“Since I’ve been on the CCEDC board, I’ve seen less enthusiasm, less priority,” she said. “If it’s important to people, I think they need to get in there and participate.”

The supervisors who voted against the resolution are Gary Leatherberry of the town of Dekorra, Mark Sleger of the town of Lowville and Tim Zander of the town of Dekorra.

Five of the 28 supervisors – Bruce Rashke of the town of Wyocena, Harlan Baumgartner of the town of Otsego, John Stevenson of the town of Arlington, Jon Plumer of the town of Lodi and Brandon Blair of Columbus – were absent from Tuesday’s meeting.

The economic development corporation’s bylaws require that three County Board members be appointed to its board and its executive committee, but County Board Chairman Vern Gove of Portage has yet to appoint a successor to replace former supervisor Andy Ross of Poynette, who resigned from the County Board in August.

The resolution to end the organization’s funding noted that the County Board created the Columbia County Economic Development Corporation in 1991, but in 1998, adopted a resolution clarifying that the county’s annual contribution to the organization would not exceed the amount contributed by participating communities.

That changed in 2013, when many Columbia County communities either opted out of funding the organization entirely, or contributed less than their population-based allotment. That’s when Columbia County became the sole source of funding — $121,700 this year, plus an additional $10,000 earmarked for tourism promotion.

Fahrner said she understands why the county took up the slack from the communities, and why that is no longer possible.

Starting in 2014, the resolution said, Columbia County has had to dip into reserves to balance its budget. For the 2019 budget that the supervisors adopted Tuesday, the amount of general fund reserves needed to make up for the shortfall in revenues is a little more than $1.5 million.

Long said she understands this decision, since the economic development group is not a county department.

However, she said she hopes supervisors will consider, next month, restoring at least some funding in 2019 for tourism-related activities.

Gove has said, however, that tourism funding would not be directed to the Columbia County Economic Development Corp., but rather, it would go to some entity with direct county oversight.

This won’t stop the economic development organization’s tourism-related activities planned for next year, including advertising in publications like “Our Wisconsin,” and an awards banquet in March, Fahrner said.

The organization has sufficient financial reserves to operate in 2019, Fahrner said.
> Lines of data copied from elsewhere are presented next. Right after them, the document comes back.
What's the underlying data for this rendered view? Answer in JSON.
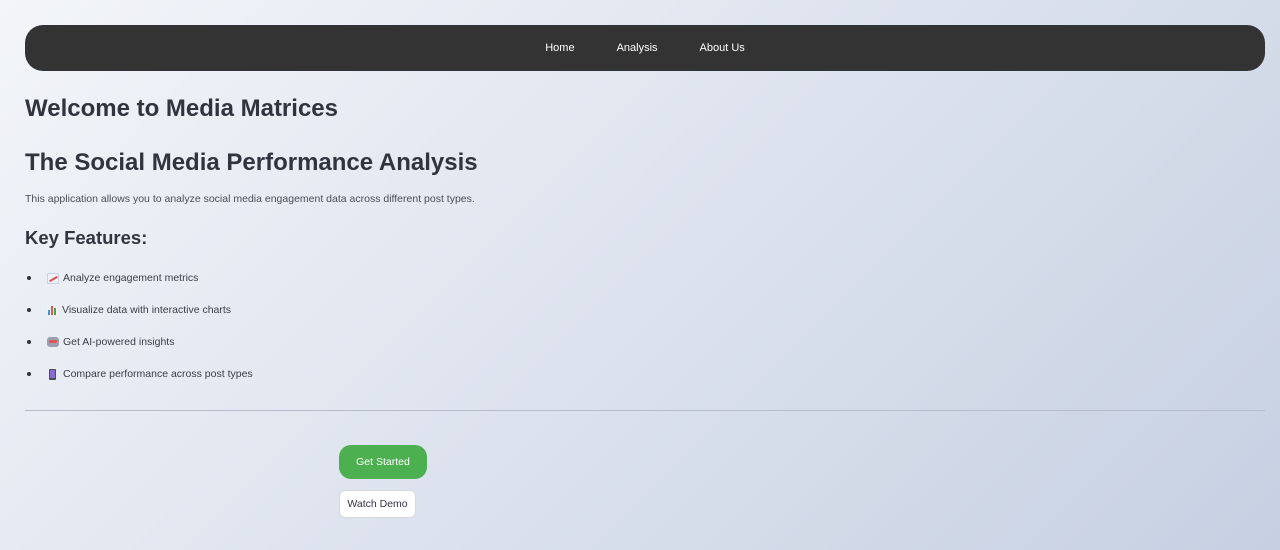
{
  "nav": {
    "items": [
      {
        "label": "Home"
      },
      {
        "label": "Analysis"
      },
      {
        "label": "About Us"
      }
    ]
  },
  "main": {
    "title": "Welcome to Media Matrices",
    "subtitle": "The Social Media Performance Analysis",
    "description": "This application allows you to analyze social media engagement data across different post types.",
    "features_heading": "Key Features:",
    "features": [
      {
        "icon": "chart-increasing-icon",
        "label": "Analyze engagement metrics"
      },
      {
        "icon": "bar-chart-icon",
        "label": "Visualize data with interactive charts"
      },
      {
        "icon": "robot-icon",
        "label": "Get AI-powered insights"
      },
      {
        "icon": "mobile-phone-icon",
        "label": "Compare performance across post types"
      }
    ]
  },
  "actions": {
    "primary_label": "Get Started",
    "secondary_label": "Watch Demo"
  },
  "colors": {
    "navbar": "#333333",
    "primary_button": "#4caf50",
    "text": "#31333f"
  }
}
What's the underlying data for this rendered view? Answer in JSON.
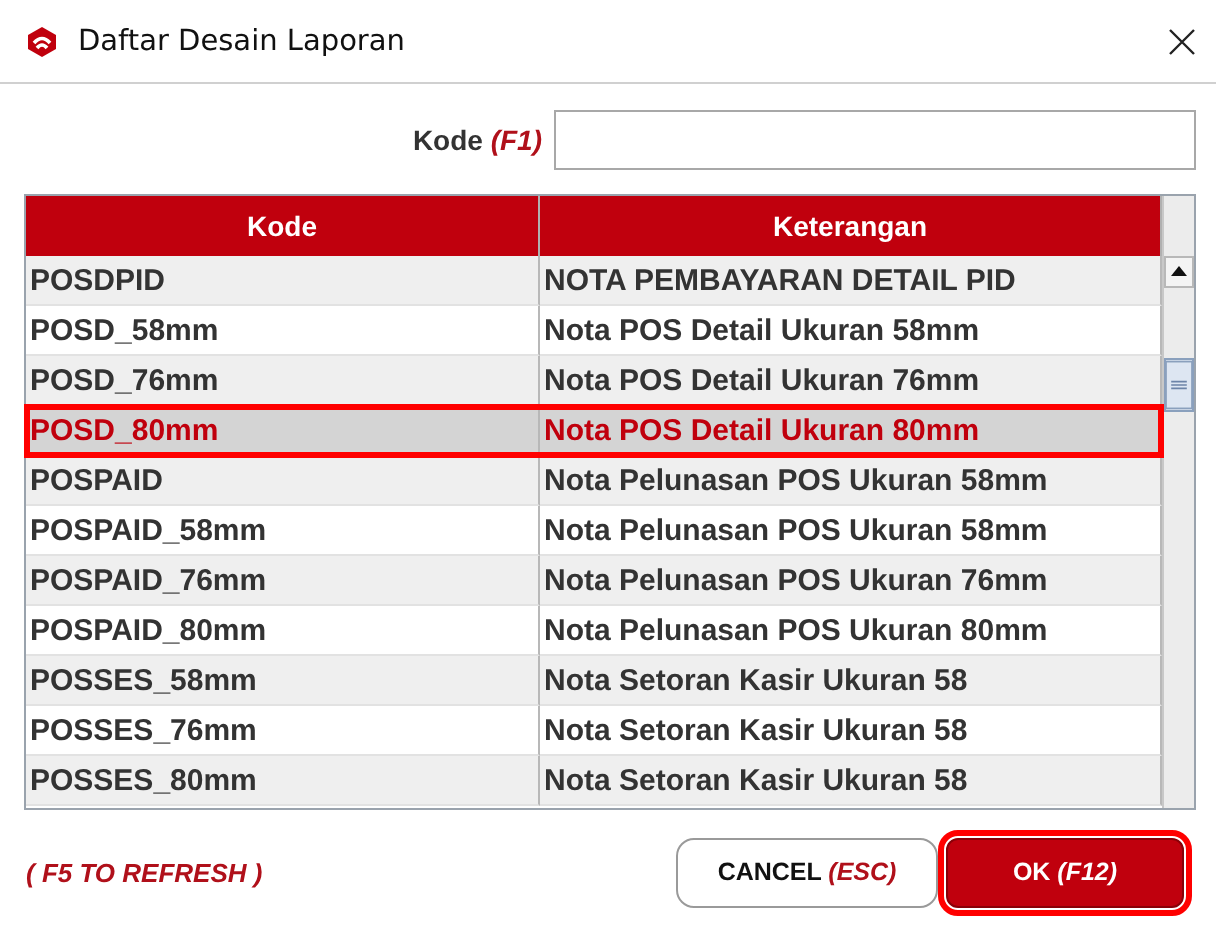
{
  "window": {
    "title": "Daftar Desain Laporan"
  },
  "filter": {
    "label": "Kode *(F1)*"
  },
  "table": {
    "columns": [
      "Kode",
      "Keterangan"
    ],
    "rows": [
      {
        "cells": [
          "POSDPID",
          "NOTA PEMBAYARAN DETAIL PID"
        ],
        "selected": false
      },
      {
        "cells": [
          "POSD_58mm",
          "Nota POS Detail Ukuran 58mm"
        ],
        "selected": false
      },
      {
        "cells": [
          "POSD_76mm",
          "Nota POS Detail Ukuran 76mm"
        ],
        "selected": false
      },
      {
        "cells": [
          "POSD_80mm",
          "Nota POS Detail Ukuran 80mm"
        ],
        "selected": true
      },
      {
        "cells": [
          "POSPAID",
          "Nota Pelunasan POS Ukuran 58mm"
        ],
        "selected": false
      },
      {
        "cells": [
          "POSPAID_58mm",
          "Nota Pelunasan POS Ukuran 58mm"
        ],
        "selected": false
      },
      {
        "cells": [
          "POSPAID_76mm",
          "Nota Pelunasan POS Ukuran 76mm"
        ],
        "selected": false
      },
      {
        "cells": [
          "POSPAID_80mm",
          "Nota Pelunasan POS Ukuran 80mm"
        ],
        "selected": false
      },
      {
        "cells": [
          "POSSES_58mm",
          "Nota Setoran Kasir Ukuran 58"
        ],
        "selected": false
      },
      {
        "cells": [
          "POSSES_76mm",
          "Nota Setoran Kasir Ukuran 58"
        ],
        "selected": false
      },
      {
        "cells": [
          "POSSES_80mm",
          "Nota Setoran Kasir Ukuran 58"
        ],
        "selected": false
      }
    ]
  },
  "hint": "( F5 TO REFRESH )",
  "buttons": [
    {
      "label": "CANCEL *(ESC)*",
      "kind": "secondary",
      "focused": false
    },
    {
      "label": "OK *(F12)*",
      "kind": "primary",
      "focused": true
    }
  ]
}
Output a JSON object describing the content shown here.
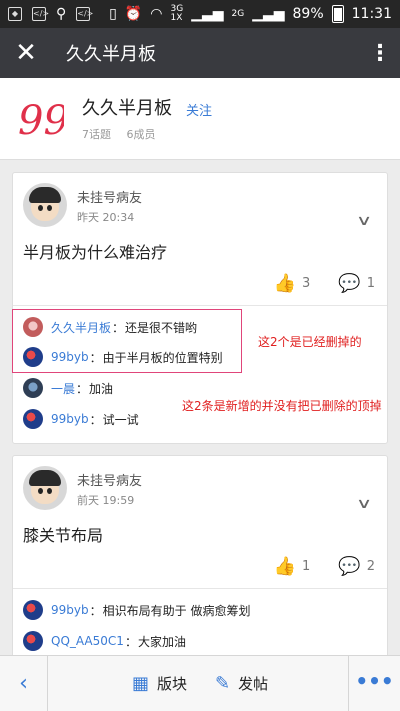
{
  "statusbar": {
    "network_3g": "3G",
    "network_1x": "1X",
    "network_2g": "2G",
    "battery": "89%",
    "time": "11:31"
  },
  "appbar": {
    "title": "久久半月板"
  },
  "board": {
    "name": "久久半月板",
    "follow": "关注",
    "topics": "7话题",
    "members": "6成员",
    "logo_text": "99",
    "logo_color": "#e0304a"
  },
  "posts": [
    {
      "author": "未挂号病友",
      "time": "昨天 20:34",
      "title": "半月板为什么难治疗",
      "likes": "3",
      "comments": "1",
      "replies": [
        {
          "name": "久久半月板",
          "text": "还是很不错哟"
        },
        {
          "name": "99byb",
          "text": "由于半月板的位置特别"
        },
        {
          "name": "一晨",
          "text": "加油"
        },
        {
          "name": "99byb",
          "text": "试一试"
        }
      ]
    },
    {
      "author": "未挂号病友",
      "time": "前天 19:59",
      "title": "膝关节布局",
      "likes": "1",
      "comments": "2",
      "replies": [
        {
          "name": "99byb",
          "text": "相识布局有助于 做病愈筹划"
        },
        {
          "name": "QQ_AA50C1",
          "text": "大家加油"
        }
      ]
    }
  ],
  "annotations": {
    "deleted_note": "这2个是已经删掉的",
    "new_note": "这2条是新增的并没有把已删除的顶掉"
  },
  "bottombar": {
    "board_label": "版块",
    "post_label": "发帖"
  },
  "accent": "#3a7bd5"
}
Also, she is reaching out to businesses and communities for financial help.

No one has committed any money to the organization for 2019, she said, but the most likely targets for solicited help are businesses that have benefited from the entity’s programs, including its revolving loan fund.

Also, the organization needs a new home.

The resolution requires vacating the offices on the second floor of the Administration Building, 112 E. Edgewater St., by Jan. 1. Fahrner said she has long thought those quarters lacked the visibility she thinks the organization needs.

No new location has been chosen, she said, but one possibility is the Portage Enterprise Center, 1800 Kutzke Road, where the county economic development entity had office space for many years.

“I know the communities and businesses know the importance of economic development in this county – and we are going to do just that,” Fahrner said.